It's hard to be so cruel to a film that has all the best intentions in the world. And if we weren't in the midst of a pandemic, I doubt the film would have gotten praise for it's escapism as many critics have done. That perhaps is the saddest part is that it's only real value is being a distraction in hard times. Objectively, there's nothing really enjoyable about the film beyond a couple fight scenes (One car chase in a desert is fairly impressive). The CGI feels dated by about 20 years and the logic of the characters' power levels is reminiscent of the debate of Selena from the Underworld series (Where it seems random when bullets or any weapon do a specific level of damage to a target). Jenkins and company didn't seem to think the story through much and every aspect of the film suffers for it. The effects have no grounds in any reality (Literal wish fulfillment and magic seems to set to boundaries if there are any). Hans Zimmer's score is undefinable with one piece of score sounding almost identical to John Murphy's piece "Adagio in D Minor" from the 2007 film Sunshine while, for some reason, the score from the infamous "Martha" scene in Batman v Superman is also present in this film's climax.
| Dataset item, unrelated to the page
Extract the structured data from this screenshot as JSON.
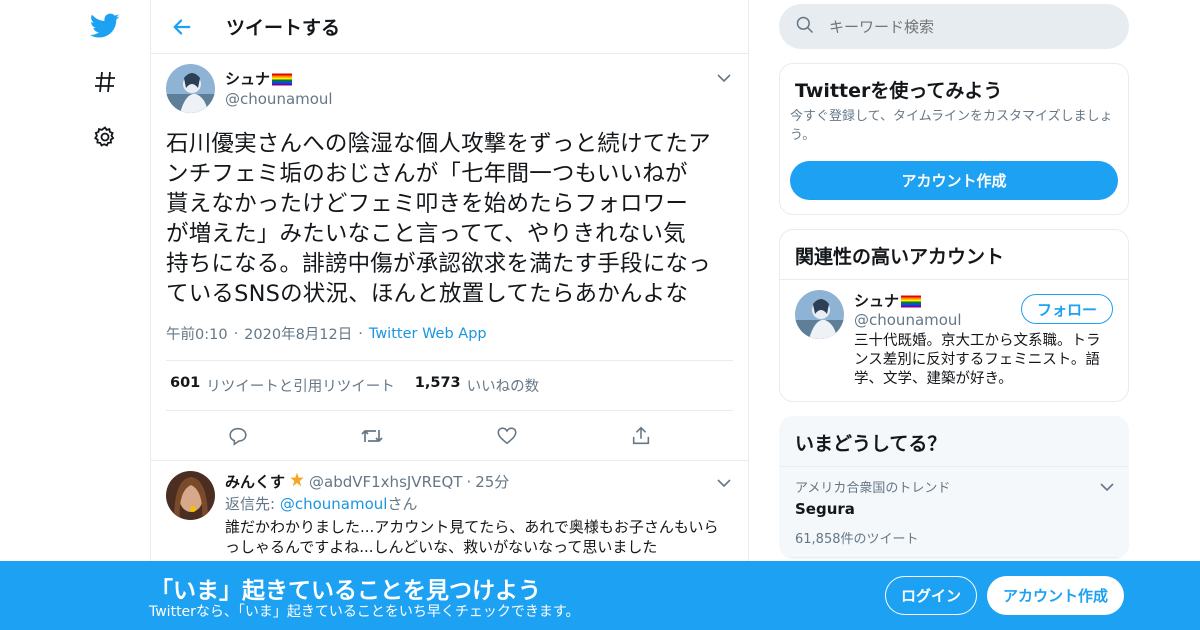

What else can be said? I suppose the best way to sum it up is this sequel is very reminiscent of the sequel to It: Chapter Two. The first installments of both franchises were highly praised and considered well-done, but the sequels both suffered the same issue. Bigger, but not better. Much of the cast are given ambitious storylines with little real effect on who they are. I suppose, in the perception of the ludicrous tone, Pascal deserves some praise for offering a conflicted villain who wants to profit off the commercialization of his time period while having enough humanity to not instantly be hated. But even Gadot seems tired by the time this movie happens. Her limited range as an actress has often stunted her in her career thus far (Before this story known for her role as Giselle in the Fast & Furious movies). And the cracks in her allure from the first film reveal sadly an actress whose "deer in headlights" routine was not the intuitive direction of an actress but her genuine range. Though she's not alone as Jenkins, in only her third movie as a director (Previously she had done Monster in 2003 and the first Wonder Woman, of course), reveals an issue with structure, pacing, and an overall understanding of a large production. Despite being given the "Keys to Themyscira" by Warner Bros. and allowed to do whatever she wanted as a creative force, she chooses instead to lean on wish fulfillment, not just as a theme of this film, but her talent as a storyteller and apparently an inability to guide a vision on a visual level.
What that means, I leave up to you, but with a third film in development, I only recommend asking this question. What exactly is the Wonder Woman films suppose to bring to the genre? In an era where Marvel is trying everything including political thrillers, heist films, jukebox musicals, and time travel, what are Jenkins films except apparent heaps of nostalgia that, objectively, offer nothing of their own? That's a question I hope Jenkins asks before going into production on WW3 and that she answers with gusto. Especially for the fans of the first film who deserved more than this. Her ambition is there, but her grasp is not. Not yet, I hope
Performances (Gadot, Wiig, and Pine)